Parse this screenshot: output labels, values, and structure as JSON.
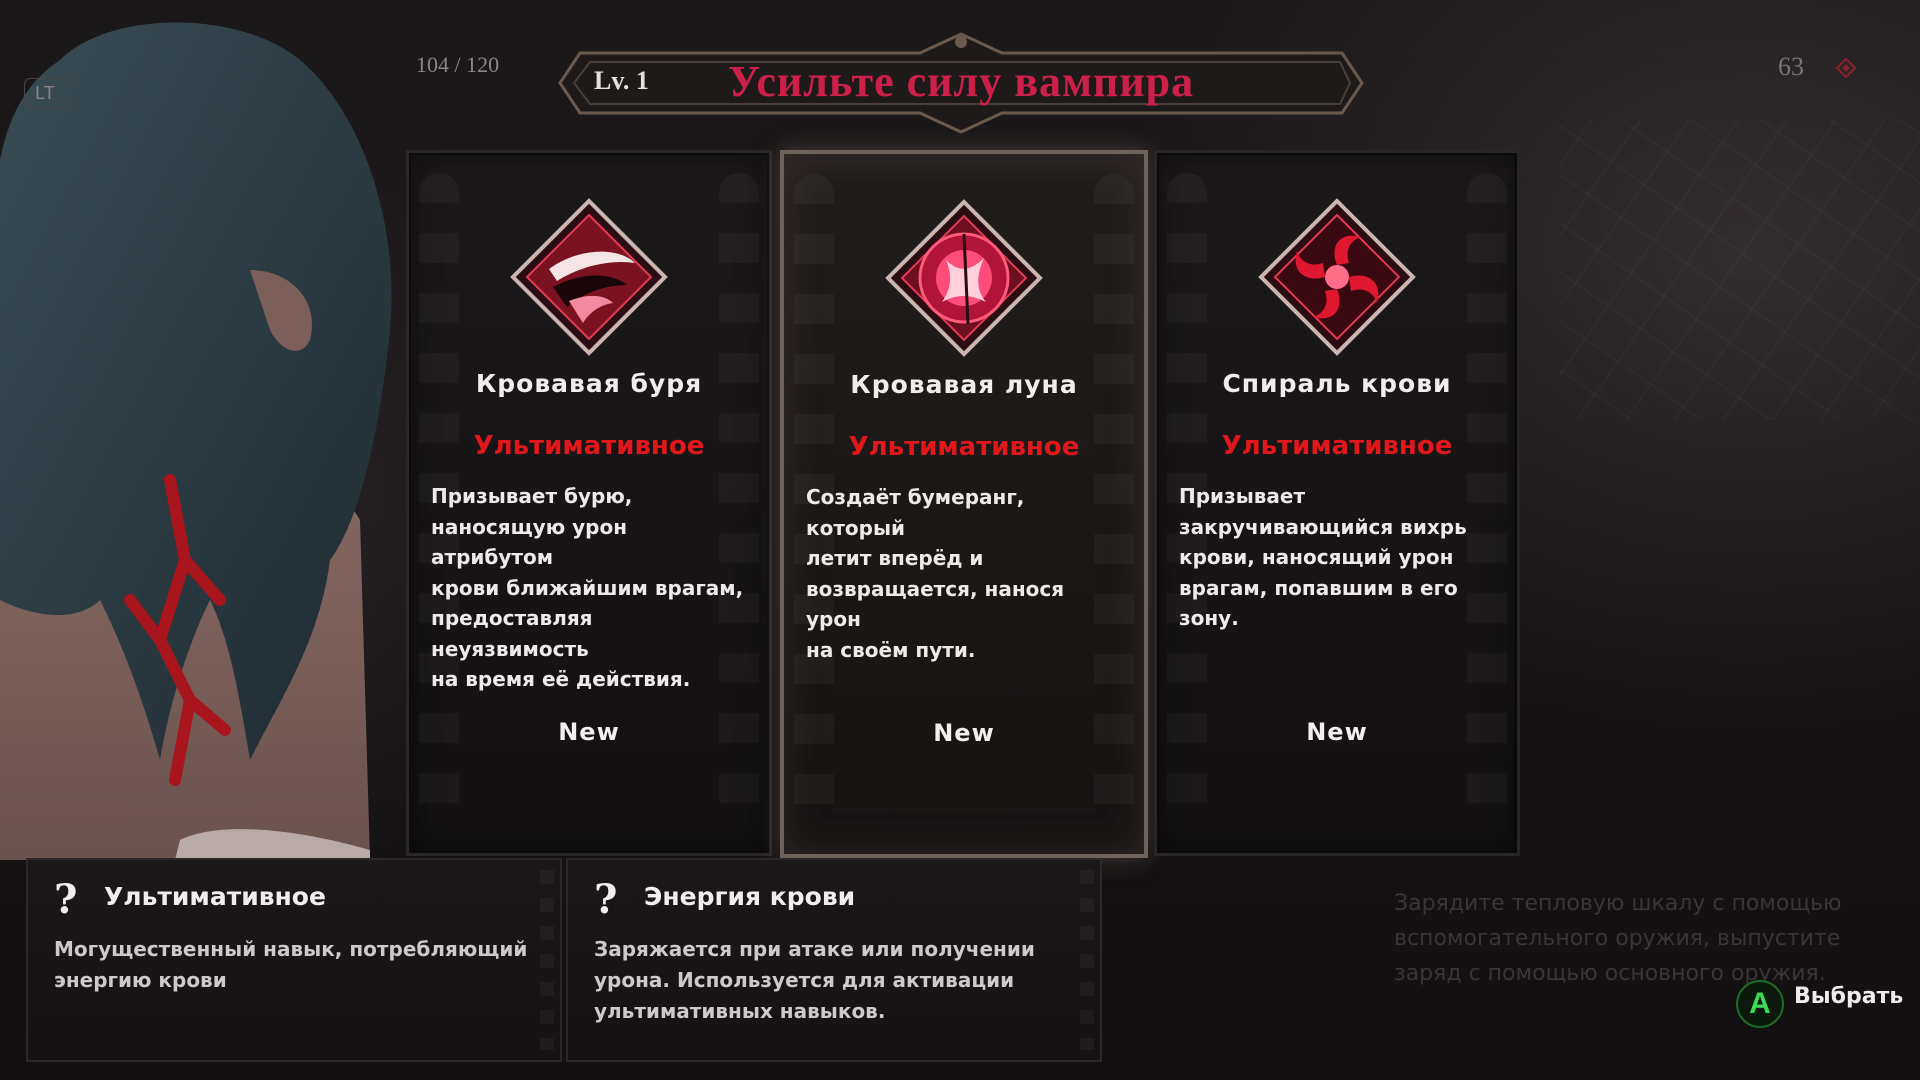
{
  "hud": {
    "lt_label": "LT",
    "hp_text": "104 / 120",
    "score": "63",
    "score_icon": "blood-gem-icon"
  },
  "banner": {
    "level": "Lv. 1",
    "title": "Усильте силу вампира"
  },
  "cards": [
    {
      "icon": "blood-storm-icon",
      "name": "Кровавая буря",
      "rarity": "Ультимативное",
      "desc_lines": [
        "Призывает бурю,",
        "наносящую урон атрибутом",
        "крови ближайшим врагам,",
        "предоставляя неуязвимость",
        "на время её действия."
      ],
      "tag": "New",
      "selected": false
    },
    {
      "icon": "blood-moon-icon",
      "name": "Кровавая луна",
      "rarity": "Ультимативное",
      "desc_lines": [
        "Создаёт бумеранг, который",
        "летит вперёд и",
        "возвращается, нанося урон",
        "на своём пути."
      ],
      "tag": "New",
      "selected": true
    },
    {
      "icon": "blood-spiral-icon",
      "name": "Спираль крови",
      "rarity": "Ультимативное",
      "desc_lines": [
        "Призывает",
        "закручивающийся вихрь",
        "крови, наносящий урон",
        "врагам, попавшим в его",
        "зону."
      ],
      "tag": "New",
      "selected": false
    }
  ],
  "info_panels": [
    {
      "icon": "?",
      "title": "Ультимативное",
      "body_lines": [
        "Могущественный навык, потребляющий",
        "энергию крови"
      ]
    },
    {
      "icon": "?",
      "title": "Энергия крови",
      "body_lines": [
        "Заряжается при атаке или получении",
        "урона. Используется для активации",
        "ультимативных навыков."
      ]
    }
  ],
  "hint_lines": [
    "Зарядите тепловую шкалу с помощью",
    "вспомогательного оружия, выпустите",
    "заряд с помощью основного оружия."
  ],
  "action": {
    "button": "A",
    "label": "Выбрать"
  },
  "colors": {
    "title": "#cc1f4a",
    "rarity": "#e0181c",
    "accent_button": "#3ddc55"
  }
}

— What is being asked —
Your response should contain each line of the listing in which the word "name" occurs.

— The completed task —
      "name": "Кровавая буря",
      "name": "Кровавая луна",
      "name": "Спираль крови",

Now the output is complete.